5. It should have had a Steven Gerrard Tower
For all of the architectural follies that have been built in Dubai (man-made islands, record-breaking towers, et al), there are countless other outlandish designs that haven’t made it past the drawing board.
International Chess City (a cluster of 32 black and white skyscrapers, designed to look like chess pieces) was proposed, but didn’t make the cut. The Steven Gerrard Tower met a similar fate. Dynamic Tower, whose floors were designed to spin (yikes), was never built either.
6. The locals are rich, but occasionally forgetful
In case you were in any doubt that Dubai’s residents are minted, take a look at its lost-and-found statistics. In 2015, a passenger left AED146,000 (£35,000) in cash in a Dubai Airport toilet cubicle (it was returned to her) – and in the first four months of 2016 a whopping AED42,171 (£9,000) cash was left in the airport’s lost property.
According to Dubai Police, two diamond rings worth AED150,000 (£33,400) were also handed in to the airport authorities. And in October 2016, a taxi driver handed in a gold ingot that had been left in his cab. It was worth AED3.5million (£780,000), and was later reunited with its owner.
7. There are far more men than women
Of Dubai’s 2.5 million-strong population, 1.7 million are male – that’s almost 70 per cent. Females account for just over 30 per cent of Dubai’s population, according to official census statistics. The higher proportion of men is attributed to the fact that most of the city’s expats are males, who have left their families behind in their home countries.
Dubai residents are a sprightly bunch, too. 58 per cent of the population is aged 25 to 44, with the majority of people aged 30 to 34. Clearly, the cut-and-thrust expat lifestyle is best suited to youngsters: just 15 per cent of the population is aged 45 or over.
8. Its Crown Prince is an action man
The son of Dubai’s ruler, Hamdan bin Mohammed Al Maktoum – or Fazza, to his friends – is the handsome, media-friendly poster boy of the royal family. He’s widely respected by both the expat and national community, and counts skydiving, falconry, fishing and diving among his hobbies. He also publishes poetry in the region’s traditional Nabati style, which dates back to the 16th century.
His Instagram feed isn’t the bling fest you might expect from an Emirati royal. Ok, so he clearly enjoys flying helicopters, hanging out in private jets and hanging out with Damian Lewis at Royal Ascot, but he also loves playing tennis, cuddling ponies and petting babies. Naaw. He’s even taken the London Underground with his dad.
9. It was built on pearl diving
Before tourism, Dubai made its money with oil. But before oil? Fishing, farming and pearl diving were the emirate’s main trades.

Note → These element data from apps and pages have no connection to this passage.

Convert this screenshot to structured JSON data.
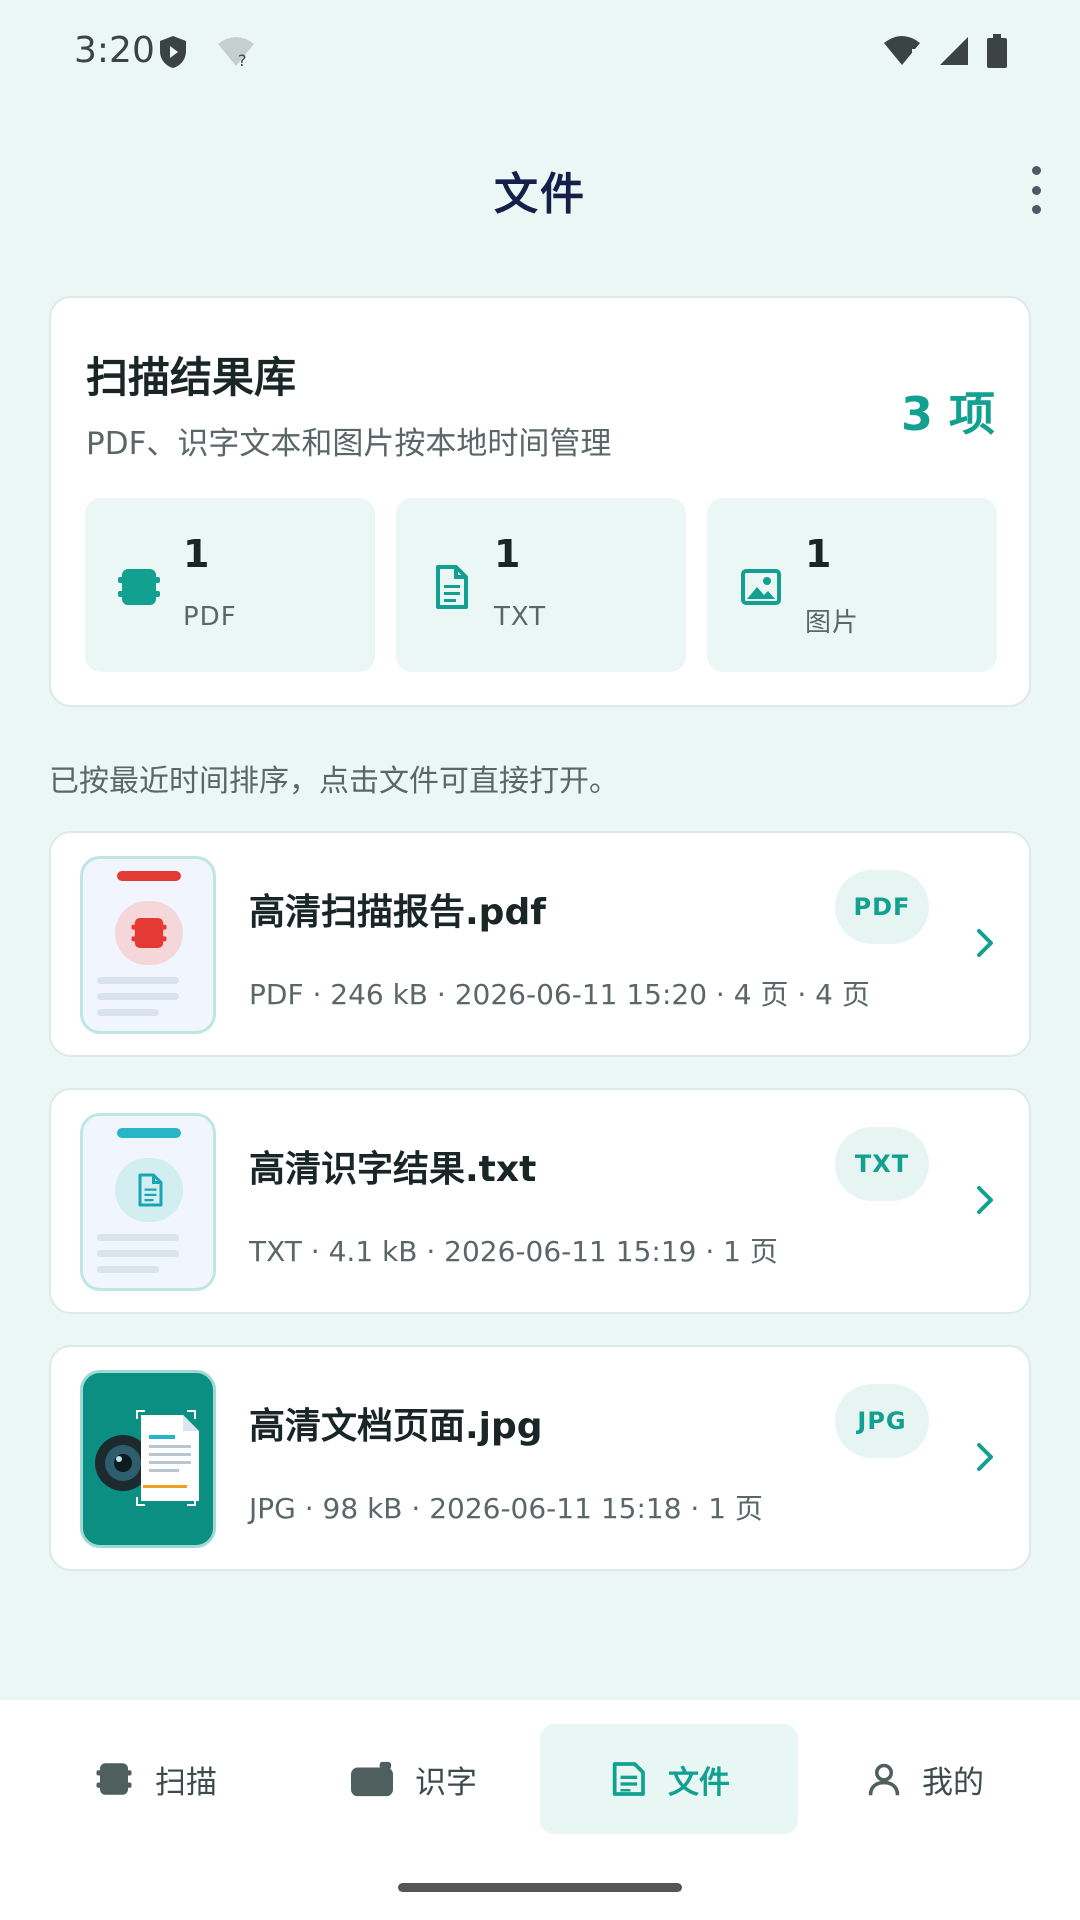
{
  "status_bar": {
    "time": "3:20"
  },
  "app_bar": {
    "title": "文件",
    "more_icon": "more-vert-icon"
  },
  "summary": {
    "title": "扫描结果库",
    "subtitle": "PDF、识字文本和图片按本地时间管理",
    "count": "3 项",
    "stats": [
      {
        "value": "1",
        "label": "PDF",
        "icon": "pdf-icon"
      },
      {
        "value": "1",
        "label": "TXT",
        "icon": "text-doc-icon"
      },
      {
        "value": "1",
        "label": "图片",
        "icon": "image-icon"
      }
    ]
  },
  "sort_hint": "已按最近时间排序，点击文件可直接打开。",
  "files": [
    {
      "name": "高清扫描报告.pdf",
      "meta": "PDF · 246 kB · 2026-06-11 15:20 · 4 页 · 4 页",
      "type": "PDF"
    },
    {
      "name": "高清识字结果.txt",
      "meta": "TXT · 4.1 kB · 2026-06-11 15:19 · 1 页",
      "type": "TXT"
    },
    {
      "name": "高清文档页面.jpg",
      "meta": "JPG · 98 kB · 2026-06-11 15:18 · 1 页",
      "type": "JPG"
    }
  ],
  "nav": [
    {
      "label": "扫描",
      "icon": "scan-icon"
    },
    {
      "label": "识字",
      "icon": "camera-text-icon"
    },
    {
      "label": "文件",
      "icon": "file-icon",
      "active": true
    },
    {
      "label": "我的",
      "icon": "person-icon"
    }
  ],
  "colors": {
    "accent": "#12a090",
    "background": "#eaf7f4",
    "pdf_red": "#e53935",
    "txt_cyan": "#26b6c8"
  }
}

In the early 20th century there were 300 pearl diving dhows (traditional sailing boats) based in Dubai Creek, with over 7,000 sailors on board.
The men would be at sea from mid-May to early September, diving for up to 14 hours every day while the women looked after their families. The average dive would be ten metres deep: divers would reach the seabed with the aid of a noseclip and a weight tied around their waist, and then haul themselves up on a rope. They would make about 50 dives per day.

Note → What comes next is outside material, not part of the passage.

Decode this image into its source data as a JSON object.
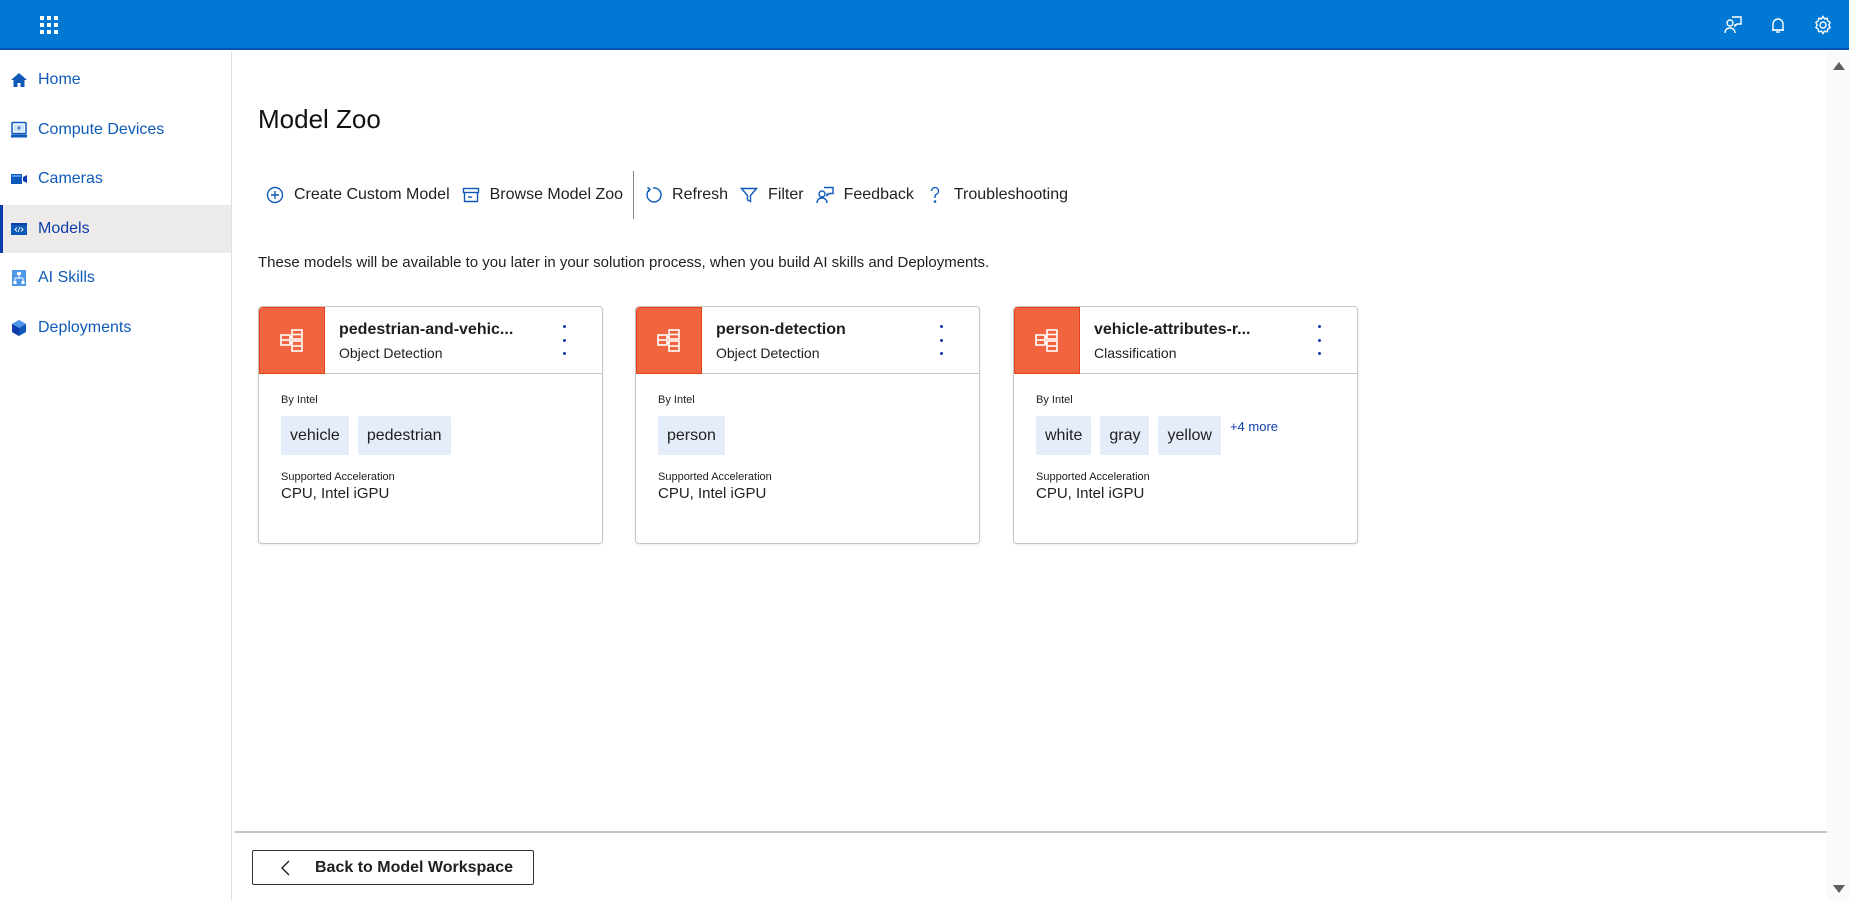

10. You can buy pretty much anything from a vending machine
The Gold to Go ATM in Dubai Mall allows you to buy anything from a 2.5-gram, 24-karat gold coin to a one-ounce gold bar. There’s even a computer inside the vending machine that changes the prices every 10 minutes in line with real-time fluctuations in the market.

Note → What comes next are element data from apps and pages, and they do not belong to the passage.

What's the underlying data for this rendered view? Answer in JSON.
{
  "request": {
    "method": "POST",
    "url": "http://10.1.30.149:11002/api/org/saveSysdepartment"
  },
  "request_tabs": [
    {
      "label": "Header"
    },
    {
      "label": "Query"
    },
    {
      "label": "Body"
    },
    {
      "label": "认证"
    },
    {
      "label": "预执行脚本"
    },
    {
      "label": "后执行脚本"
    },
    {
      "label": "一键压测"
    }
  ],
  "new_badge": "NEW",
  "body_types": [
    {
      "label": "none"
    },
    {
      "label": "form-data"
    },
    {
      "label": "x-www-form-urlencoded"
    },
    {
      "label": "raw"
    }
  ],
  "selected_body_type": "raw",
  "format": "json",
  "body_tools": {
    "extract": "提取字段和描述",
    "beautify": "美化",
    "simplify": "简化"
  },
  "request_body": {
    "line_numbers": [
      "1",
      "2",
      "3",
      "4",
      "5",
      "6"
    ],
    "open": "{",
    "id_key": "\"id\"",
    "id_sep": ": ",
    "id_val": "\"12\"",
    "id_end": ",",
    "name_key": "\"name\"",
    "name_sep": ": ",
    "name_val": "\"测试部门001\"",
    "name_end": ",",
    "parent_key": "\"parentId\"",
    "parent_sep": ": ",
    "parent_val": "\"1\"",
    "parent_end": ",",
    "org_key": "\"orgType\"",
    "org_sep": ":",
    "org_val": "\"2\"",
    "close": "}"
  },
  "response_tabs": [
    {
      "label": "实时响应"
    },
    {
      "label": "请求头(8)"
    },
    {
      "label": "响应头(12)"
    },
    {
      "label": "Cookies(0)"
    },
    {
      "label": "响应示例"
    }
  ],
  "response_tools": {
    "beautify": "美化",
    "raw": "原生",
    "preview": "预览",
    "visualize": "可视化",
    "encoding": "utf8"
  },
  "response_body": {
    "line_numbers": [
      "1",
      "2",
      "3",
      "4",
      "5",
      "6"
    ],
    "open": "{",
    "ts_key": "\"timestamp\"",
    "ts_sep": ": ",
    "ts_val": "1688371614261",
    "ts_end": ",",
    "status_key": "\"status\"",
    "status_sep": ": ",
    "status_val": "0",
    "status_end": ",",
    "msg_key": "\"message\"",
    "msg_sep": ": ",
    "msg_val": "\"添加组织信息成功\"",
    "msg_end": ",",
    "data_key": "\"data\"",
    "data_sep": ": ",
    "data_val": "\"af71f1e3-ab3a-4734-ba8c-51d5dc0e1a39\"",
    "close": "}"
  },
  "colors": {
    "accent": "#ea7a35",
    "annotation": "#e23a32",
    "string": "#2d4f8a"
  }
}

Bling not your thing? Take a visit to the Sharaf DG store at the Times Square Centre mall, where you can buy a laptop, tablet, camera or phone straight from a vending machine.